The end of mandatory telework?
On Friday 4 June 2021, a new Ministerial Decree was published in the Belgian State Gazette that includes new provisions regarding telework. For the time being, telework remains compulsory and employers remain obliged to register their non-teleworkable positions with the National Social Security Office (NSSO) and to provide workers whose presence at the workplace is needed with a certificate confirming this fact. However, as from 9 June 2021, employers will have the option to organise weekly ‘return moments’ to the workplace. It is expected that from 1 July 2021, if the number of vaccinations and infections allow it, teleworking will only be recommended and no longer compulsory.
Teleworking remains compulsory (at least) until 30 June 2021
The Ministerial Decree of 4 June 2021 requires that, at least until 30 June 2021, teleworking remains compulsory in all companies, associations and services, except if the employee’s role or the continuity of business operations, activities and the provision of services does not allow for telework.
The Ministerial Decree now explicitly clarifies that this rule also applies (and has always been so) to (i) so-called vital companies and (ii) to all ‘persons’ working in the company, regardless of the nature of the working relationship (i.e. not only to employees, but, for example, also to self-employed persons providing services to the company).
In line with this general obligation, employers still have to provide their employees who cannot telework, with a certificate stating that their presence at the workplace is needed (for more information, see our earlier newsflash).
In addition, employers must still submit the monthly declaration with the NSSO (i.e. the so-called “Corona telewerkaangifte”/“Corona declaration télétravail”) containing the total number of people working for the company and the number of people who hold a position for which teleworking is impossible (unless these total numbers have not changed since the employer’s last declaration). For more information, see our earlier newsflash.
The Ministerial Decree now provides that certain companies are exempt from this registration obligation with the NSSO, such as small and medium enterprises who employ less than 5 people and employers in the construction, cleaning and meat industries.
Returning to the work place once a week will be possible
As from 9 June 2021, employers may organise so-called returning moments for employees (and the self-employed) for whom teleworking is still compulsory, to improve their psycho-social well-being and team spirit.

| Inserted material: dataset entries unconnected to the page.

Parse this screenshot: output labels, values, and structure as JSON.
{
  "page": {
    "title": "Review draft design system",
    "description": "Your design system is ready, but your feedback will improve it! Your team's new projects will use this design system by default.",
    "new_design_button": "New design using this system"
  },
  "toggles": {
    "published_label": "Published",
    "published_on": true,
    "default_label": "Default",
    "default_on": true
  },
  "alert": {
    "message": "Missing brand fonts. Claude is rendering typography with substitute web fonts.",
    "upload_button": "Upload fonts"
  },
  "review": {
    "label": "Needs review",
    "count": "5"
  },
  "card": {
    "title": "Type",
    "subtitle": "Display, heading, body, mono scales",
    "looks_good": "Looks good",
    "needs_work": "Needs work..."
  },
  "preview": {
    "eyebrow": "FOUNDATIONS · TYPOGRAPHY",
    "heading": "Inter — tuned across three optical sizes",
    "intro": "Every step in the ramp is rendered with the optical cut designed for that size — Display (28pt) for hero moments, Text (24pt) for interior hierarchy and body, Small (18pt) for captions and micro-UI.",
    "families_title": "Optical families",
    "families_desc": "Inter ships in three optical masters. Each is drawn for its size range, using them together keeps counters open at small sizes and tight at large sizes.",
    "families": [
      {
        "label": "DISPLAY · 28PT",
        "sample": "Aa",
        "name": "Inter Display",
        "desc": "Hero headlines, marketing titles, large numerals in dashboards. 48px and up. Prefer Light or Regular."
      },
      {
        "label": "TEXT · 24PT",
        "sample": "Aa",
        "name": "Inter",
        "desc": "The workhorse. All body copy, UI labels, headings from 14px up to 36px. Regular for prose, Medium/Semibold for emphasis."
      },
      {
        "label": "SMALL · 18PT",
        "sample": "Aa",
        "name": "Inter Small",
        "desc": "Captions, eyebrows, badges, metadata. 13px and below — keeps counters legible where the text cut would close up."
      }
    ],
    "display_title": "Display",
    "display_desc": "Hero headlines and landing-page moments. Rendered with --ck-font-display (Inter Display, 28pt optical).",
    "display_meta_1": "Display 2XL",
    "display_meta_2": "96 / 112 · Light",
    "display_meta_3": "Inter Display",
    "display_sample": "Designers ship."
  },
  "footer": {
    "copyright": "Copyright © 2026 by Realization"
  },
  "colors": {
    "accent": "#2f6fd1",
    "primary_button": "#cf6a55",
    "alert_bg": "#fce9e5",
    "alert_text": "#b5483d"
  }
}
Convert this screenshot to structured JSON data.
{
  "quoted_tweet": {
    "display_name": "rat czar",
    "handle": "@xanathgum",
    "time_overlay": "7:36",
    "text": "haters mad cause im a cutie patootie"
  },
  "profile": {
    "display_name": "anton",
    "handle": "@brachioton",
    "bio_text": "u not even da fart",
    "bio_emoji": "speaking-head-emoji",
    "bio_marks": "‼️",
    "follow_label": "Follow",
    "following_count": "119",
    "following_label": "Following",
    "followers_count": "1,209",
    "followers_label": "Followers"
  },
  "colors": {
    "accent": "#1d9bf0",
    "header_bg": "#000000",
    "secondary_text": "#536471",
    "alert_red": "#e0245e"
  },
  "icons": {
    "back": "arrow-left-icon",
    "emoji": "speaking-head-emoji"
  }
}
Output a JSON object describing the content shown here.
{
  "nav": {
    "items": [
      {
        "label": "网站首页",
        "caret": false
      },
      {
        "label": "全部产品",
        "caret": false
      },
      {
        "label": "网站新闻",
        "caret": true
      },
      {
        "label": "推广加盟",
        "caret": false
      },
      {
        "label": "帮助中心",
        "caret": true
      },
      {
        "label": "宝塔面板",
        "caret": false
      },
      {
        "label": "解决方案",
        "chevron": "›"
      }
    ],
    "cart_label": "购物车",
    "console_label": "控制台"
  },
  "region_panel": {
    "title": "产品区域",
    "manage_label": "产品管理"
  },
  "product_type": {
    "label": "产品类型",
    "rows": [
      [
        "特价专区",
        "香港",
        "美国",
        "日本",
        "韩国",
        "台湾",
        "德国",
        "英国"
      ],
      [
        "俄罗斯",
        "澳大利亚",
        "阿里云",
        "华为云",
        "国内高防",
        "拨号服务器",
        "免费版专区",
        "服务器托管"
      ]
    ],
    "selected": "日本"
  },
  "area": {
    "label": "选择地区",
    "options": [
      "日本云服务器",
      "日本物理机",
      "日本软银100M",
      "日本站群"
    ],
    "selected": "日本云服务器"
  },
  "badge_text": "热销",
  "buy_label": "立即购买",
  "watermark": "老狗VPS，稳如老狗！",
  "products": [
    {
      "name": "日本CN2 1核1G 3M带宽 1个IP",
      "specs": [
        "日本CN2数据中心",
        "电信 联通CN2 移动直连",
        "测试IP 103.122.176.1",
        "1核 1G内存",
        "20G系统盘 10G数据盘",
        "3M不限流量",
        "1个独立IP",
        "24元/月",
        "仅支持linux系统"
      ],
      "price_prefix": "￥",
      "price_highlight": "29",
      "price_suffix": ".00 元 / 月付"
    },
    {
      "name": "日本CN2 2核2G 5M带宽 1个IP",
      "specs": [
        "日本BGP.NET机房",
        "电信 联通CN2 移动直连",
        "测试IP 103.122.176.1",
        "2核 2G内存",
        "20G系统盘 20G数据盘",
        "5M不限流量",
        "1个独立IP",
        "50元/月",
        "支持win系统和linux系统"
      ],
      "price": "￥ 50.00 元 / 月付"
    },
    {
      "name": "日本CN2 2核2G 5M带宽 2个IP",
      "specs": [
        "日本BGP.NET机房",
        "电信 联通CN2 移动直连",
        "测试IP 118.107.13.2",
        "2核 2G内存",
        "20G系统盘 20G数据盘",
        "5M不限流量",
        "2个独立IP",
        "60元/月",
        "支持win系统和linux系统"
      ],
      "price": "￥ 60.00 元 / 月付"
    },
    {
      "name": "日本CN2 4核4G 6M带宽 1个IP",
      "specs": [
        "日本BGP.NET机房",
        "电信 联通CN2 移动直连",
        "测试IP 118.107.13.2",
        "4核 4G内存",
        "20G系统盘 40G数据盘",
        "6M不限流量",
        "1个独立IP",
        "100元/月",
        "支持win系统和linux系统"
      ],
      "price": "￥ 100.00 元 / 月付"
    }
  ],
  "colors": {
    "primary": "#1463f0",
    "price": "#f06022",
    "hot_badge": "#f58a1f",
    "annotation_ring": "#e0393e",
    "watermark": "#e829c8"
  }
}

These returning moments are subject to compliance with the rules on social distancing and the implementation of appropriate prevention measures.
The following conditions should be fulfilled for such returning moments:
- Employees cannot be forced to participate in these returning moments and the employer cannot impose any (negative) consequences if any employees refuse to participate;
- Employees should receive prior instructions on the measures that are required for a safe return;
- Employees should be informed that they cannot return if they are feeling ill, are showing Covid-19 symptoms, or are in quarantine;
- Commuting to and from work with public transportation during peak hours and carpooling should be avoided as much as possible;
- The decision to organise returning moments must be made in accordance with the rules on social dialogue within the company (i.e. the social dialogue within the Health & Safety Committee, or in its absence, the trade union delegation, or in its absence, directly with the employees themselves).
These returning moments must be limited to one working day per week per person. Moreover, no more than 20% of the people for whom teleworking is compulsory may be present at the workplace at the same time. However, for small and medium enterprises employing fewer than 10 people, no more than 5 people for whom teleworking is compulsory may be present at the workplace at the same time.
The end is near
It is expected that from 1 July 2021, teleworking will only be recommended and no longer compulsory.
However, the final decision still has to be made and will depend on the number of vaccinations and infections at the end of June 2021.
Any questions? ALTIUS’ Employment Team is available to provide you with further guidance regarding this development.
The draft Belgian Act on whistleblowing for the private sector, which transposes EU Directive 2019/1937 (‘the Whistleblowing Directive’) into national legislation, has finally been adopted in Parliament. The Act still has to be published in the Belgian State Gazette and will enter into force 2 months after its publication.Read on
A new Act, which includes various provisions on incapacity for work, was published in the Belgian State Gazette on 18 November 2022.Read on
Today, 10 November 2022, the Labour Deal Act has – finally – been published in the Belgian State Gazette. You can, once again, find below our checklist of the obligations and possibilities for employers based on the Labour Deal Act, together with an indication of when each measure will enter into force. We discussed the […]Read on